■ EXERCISE DETAILS
Each line of the entries below that holds "last" is needed, copied in full.

■ DATASET
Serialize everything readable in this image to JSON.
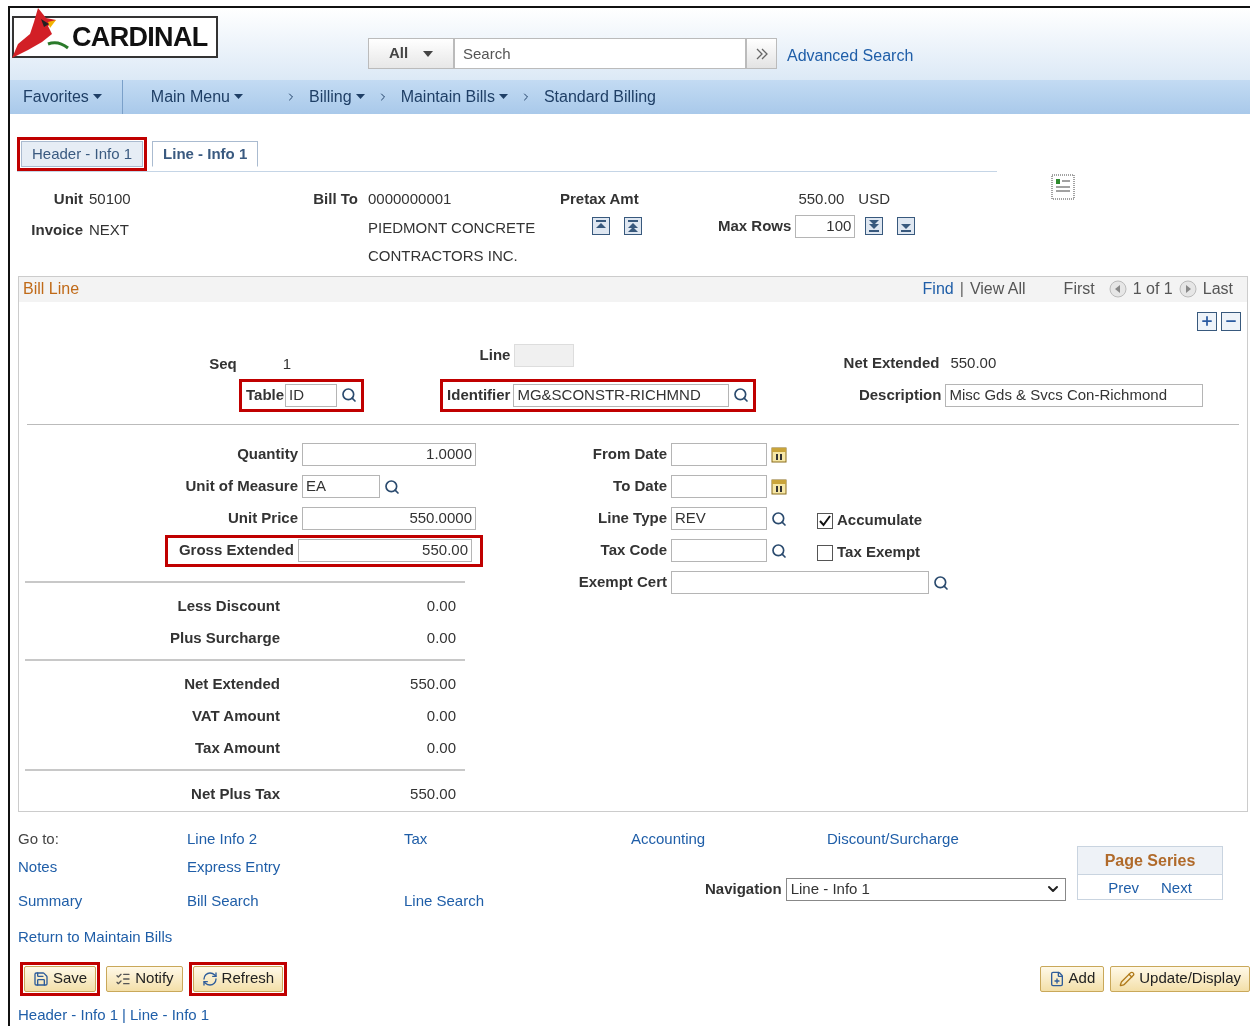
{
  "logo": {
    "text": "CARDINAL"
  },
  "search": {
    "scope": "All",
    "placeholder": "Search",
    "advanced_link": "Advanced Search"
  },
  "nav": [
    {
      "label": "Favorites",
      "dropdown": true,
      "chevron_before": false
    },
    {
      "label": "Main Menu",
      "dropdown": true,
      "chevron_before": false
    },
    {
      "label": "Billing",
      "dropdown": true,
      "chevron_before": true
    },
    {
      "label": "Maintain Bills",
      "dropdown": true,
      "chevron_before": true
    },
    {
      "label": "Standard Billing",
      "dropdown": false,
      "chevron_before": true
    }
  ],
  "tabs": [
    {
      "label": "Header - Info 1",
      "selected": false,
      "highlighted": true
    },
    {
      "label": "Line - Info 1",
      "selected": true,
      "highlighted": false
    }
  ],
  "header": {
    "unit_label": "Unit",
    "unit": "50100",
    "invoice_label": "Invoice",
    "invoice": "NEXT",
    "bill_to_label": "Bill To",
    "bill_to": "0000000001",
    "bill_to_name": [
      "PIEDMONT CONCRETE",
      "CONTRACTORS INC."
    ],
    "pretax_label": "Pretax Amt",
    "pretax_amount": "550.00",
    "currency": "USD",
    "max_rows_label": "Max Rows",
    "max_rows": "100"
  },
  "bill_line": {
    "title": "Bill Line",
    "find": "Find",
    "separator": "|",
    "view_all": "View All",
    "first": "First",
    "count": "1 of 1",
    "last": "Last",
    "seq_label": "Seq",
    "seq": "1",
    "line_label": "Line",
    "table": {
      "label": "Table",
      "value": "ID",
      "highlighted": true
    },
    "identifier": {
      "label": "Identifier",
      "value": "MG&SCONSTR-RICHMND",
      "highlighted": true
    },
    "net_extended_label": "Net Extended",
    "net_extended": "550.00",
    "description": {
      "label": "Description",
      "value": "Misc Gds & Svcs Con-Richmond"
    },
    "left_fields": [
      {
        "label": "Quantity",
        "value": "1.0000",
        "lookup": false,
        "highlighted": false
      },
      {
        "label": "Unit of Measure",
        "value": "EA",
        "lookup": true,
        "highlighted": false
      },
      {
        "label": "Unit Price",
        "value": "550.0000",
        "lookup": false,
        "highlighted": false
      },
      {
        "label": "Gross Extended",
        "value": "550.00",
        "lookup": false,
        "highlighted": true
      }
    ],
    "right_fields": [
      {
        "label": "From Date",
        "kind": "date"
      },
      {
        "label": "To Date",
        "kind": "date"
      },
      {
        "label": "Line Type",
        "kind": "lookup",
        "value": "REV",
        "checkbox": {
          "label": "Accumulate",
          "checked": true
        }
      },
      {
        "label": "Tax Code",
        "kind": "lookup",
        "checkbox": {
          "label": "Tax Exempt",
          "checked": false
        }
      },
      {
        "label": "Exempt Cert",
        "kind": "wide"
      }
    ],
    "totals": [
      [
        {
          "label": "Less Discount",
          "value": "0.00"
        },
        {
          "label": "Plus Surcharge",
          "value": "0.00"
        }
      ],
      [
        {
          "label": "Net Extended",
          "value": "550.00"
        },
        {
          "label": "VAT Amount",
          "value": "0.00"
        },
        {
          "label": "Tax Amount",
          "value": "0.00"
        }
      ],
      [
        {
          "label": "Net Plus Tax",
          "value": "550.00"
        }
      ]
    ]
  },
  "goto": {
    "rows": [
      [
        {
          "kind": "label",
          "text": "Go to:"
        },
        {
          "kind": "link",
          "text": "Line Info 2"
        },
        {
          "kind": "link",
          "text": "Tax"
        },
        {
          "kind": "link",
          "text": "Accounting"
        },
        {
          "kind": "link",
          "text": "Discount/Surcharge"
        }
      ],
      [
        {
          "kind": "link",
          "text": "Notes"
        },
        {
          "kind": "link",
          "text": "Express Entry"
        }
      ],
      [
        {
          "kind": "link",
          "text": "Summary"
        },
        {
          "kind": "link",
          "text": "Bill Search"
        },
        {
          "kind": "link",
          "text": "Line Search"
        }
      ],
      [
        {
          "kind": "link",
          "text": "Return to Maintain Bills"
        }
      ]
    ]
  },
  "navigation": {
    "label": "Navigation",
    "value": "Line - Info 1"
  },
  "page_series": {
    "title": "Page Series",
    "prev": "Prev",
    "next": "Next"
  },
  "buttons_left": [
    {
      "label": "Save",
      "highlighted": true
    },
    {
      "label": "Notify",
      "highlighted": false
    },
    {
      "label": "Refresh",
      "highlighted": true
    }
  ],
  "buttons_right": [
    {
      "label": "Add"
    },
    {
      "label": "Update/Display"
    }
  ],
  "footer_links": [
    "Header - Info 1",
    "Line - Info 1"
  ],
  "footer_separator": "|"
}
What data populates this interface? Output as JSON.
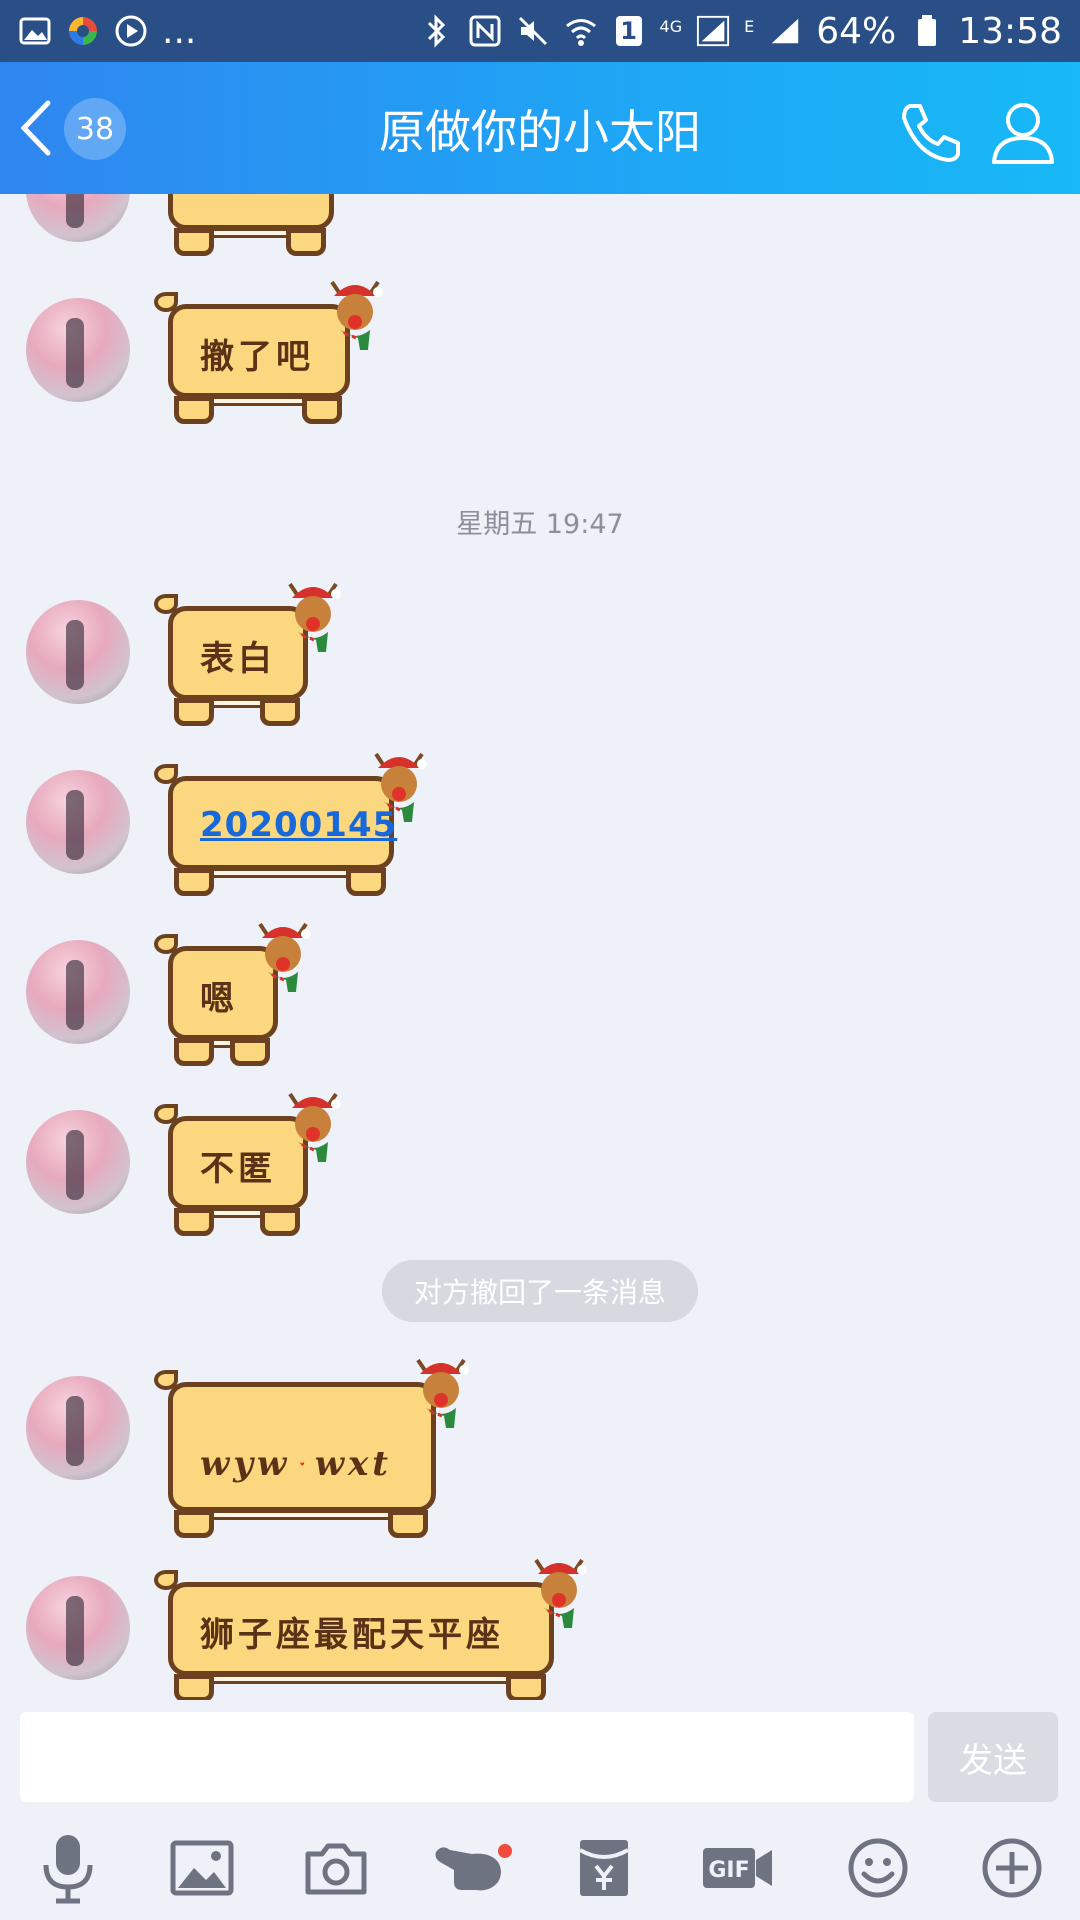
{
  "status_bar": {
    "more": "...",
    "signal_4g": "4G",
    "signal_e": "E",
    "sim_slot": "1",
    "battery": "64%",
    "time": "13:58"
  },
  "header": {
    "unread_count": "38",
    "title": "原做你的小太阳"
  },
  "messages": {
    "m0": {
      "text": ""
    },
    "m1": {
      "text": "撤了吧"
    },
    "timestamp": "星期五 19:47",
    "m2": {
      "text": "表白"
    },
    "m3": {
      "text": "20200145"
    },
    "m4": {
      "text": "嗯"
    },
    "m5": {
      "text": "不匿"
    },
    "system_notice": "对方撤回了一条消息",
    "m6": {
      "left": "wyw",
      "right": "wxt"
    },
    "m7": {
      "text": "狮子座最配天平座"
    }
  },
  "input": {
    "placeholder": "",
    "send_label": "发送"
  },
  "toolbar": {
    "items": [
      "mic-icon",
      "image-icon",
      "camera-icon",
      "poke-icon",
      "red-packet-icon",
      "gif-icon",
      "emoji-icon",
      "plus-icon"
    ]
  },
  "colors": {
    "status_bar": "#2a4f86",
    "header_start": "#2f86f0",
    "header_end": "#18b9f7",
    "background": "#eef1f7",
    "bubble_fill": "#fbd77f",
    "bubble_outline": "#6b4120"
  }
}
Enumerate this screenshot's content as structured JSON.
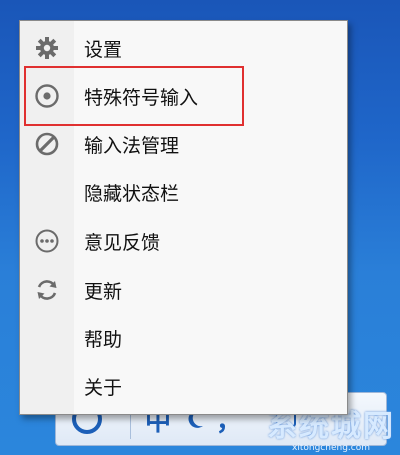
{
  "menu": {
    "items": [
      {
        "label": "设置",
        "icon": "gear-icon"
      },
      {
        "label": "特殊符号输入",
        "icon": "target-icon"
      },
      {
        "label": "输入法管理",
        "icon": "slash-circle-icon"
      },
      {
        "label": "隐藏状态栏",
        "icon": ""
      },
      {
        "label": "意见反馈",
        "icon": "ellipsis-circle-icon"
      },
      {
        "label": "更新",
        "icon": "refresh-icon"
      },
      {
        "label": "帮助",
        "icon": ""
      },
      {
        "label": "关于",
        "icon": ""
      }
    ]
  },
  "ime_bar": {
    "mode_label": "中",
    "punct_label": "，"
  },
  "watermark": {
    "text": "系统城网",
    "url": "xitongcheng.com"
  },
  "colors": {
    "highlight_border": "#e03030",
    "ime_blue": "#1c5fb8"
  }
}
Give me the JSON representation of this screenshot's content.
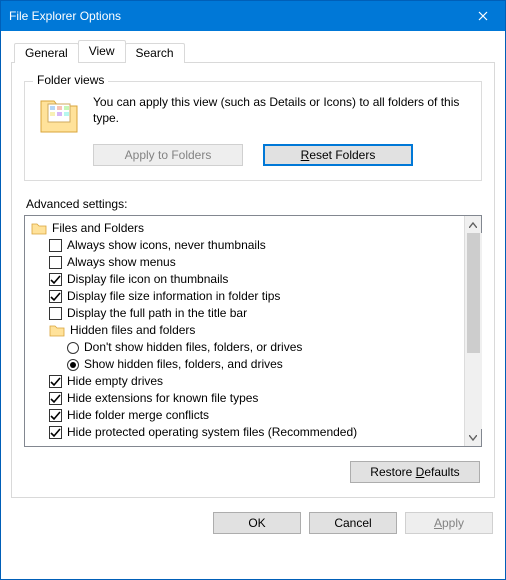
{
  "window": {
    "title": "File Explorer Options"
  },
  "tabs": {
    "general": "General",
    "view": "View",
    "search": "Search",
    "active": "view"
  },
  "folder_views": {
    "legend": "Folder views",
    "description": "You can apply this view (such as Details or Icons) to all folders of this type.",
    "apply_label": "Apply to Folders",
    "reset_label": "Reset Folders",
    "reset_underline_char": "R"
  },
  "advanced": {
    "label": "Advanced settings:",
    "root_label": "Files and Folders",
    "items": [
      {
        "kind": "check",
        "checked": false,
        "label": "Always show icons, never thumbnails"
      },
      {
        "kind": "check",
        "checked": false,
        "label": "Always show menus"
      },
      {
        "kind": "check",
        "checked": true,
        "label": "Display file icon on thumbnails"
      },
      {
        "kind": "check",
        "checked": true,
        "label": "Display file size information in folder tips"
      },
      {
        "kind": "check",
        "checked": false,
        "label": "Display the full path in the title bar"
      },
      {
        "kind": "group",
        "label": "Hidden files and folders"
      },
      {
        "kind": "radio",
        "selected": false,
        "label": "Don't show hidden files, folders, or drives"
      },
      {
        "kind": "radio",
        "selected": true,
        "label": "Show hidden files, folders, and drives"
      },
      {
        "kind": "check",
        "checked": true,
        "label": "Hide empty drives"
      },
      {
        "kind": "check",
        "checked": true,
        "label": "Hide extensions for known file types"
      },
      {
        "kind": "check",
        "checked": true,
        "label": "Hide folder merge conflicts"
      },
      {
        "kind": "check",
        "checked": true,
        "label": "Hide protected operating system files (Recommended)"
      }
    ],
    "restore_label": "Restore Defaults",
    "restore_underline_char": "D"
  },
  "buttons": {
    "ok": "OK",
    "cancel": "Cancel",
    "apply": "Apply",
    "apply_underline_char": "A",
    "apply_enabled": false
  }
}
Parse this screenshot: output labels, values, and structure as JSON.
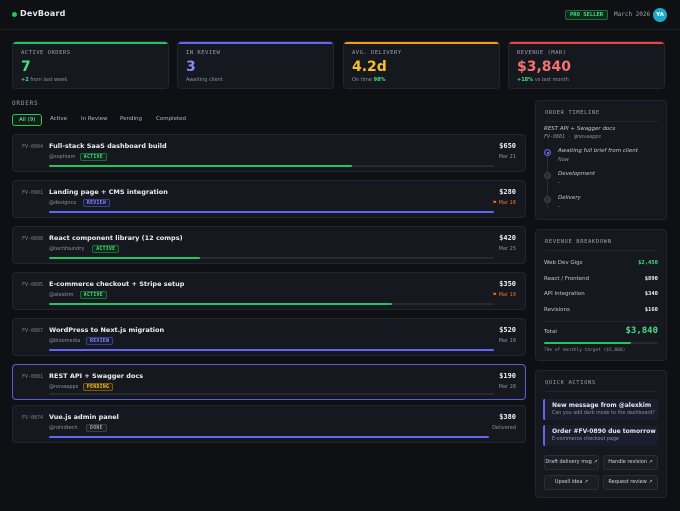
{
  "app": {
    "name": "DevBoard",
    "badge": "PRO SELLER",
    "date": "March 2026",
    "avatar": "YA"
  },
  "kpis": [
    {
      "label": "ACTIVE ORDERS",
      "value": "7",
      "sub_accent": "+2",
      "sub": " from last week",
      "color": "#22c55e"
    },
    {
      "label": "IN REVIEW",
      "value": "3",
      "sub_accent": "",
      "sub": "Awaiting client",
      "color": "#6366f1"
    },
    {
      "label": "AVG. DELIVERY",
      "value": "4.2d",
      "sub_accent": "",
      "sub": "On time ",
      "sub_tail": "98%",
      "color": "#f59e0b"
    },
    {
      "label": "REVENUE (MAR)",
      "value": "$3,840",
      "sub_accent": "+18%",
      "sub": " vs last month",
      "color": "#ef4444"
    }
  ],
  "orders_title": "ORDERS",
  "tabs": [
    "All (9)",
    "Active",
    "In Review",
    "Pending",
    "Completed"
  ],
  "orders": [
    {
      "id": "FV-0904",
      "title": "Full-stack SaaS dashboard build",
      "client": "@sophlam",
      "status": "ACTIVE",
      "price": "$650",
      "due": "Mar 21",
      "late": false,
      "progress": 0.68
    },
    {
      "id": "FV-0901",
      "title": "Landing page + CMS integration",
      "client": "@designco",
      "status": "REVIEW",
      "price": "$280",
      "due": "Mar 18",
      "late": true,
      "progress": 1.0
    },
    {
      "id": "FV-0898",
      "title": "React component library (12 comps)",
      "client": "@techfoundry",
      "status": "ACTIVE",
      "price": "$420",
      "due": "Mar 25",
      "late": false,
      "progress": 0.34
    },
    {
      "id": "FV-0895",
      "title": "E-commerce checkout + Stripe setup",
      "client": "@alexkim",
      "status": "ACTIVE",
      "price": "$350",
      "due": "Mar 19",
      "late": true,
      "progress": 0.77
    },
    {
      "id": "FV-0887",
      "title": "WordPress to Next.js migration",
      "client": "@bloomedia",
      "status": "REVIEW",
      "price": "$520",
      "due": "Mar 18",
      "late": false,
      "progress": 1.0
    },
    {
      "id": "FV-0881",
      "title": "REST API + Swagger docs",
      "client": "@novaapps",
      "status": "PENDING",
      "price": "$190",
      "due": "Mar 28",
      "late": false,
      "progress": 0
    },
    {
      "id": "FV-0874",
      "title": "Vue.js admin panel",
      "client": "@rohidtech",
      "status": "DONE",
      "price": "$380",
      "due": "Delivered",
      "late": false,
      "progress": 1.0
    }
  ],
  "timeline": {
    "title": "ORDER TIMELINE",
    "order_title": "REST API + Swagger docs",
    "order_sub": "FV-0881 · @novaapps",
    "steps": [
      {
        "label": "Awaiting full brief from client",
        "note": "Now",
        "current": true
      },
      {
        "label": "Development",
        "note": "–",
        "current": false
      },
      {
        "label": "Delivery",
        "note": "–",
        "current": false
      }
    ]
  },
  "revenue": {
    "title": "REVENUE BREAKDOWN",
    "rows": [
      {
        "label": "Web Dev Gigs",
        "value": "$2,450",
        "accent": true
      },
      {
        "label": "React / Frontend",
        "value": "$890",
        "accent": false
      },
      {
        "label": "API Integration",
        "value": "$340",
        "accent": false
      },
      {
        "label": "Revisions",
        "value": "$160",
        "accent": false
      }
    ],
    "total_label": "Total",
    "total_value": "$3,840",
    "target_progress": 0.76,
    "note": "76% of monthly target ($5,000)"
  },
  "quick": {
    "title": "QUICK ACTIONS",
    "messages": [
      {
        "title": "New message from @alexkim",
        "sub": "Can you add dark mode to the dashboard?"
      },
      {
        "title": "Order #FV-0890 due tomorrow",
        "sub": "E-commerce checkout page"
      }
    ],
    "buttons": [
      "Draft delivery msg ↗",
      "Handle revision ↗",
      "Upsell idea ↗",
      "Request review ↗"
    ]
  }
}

■ RESPONSE TO THIS TASK
    "last": "Last",
      "sub": " from last week",
      "sub": " vs last month",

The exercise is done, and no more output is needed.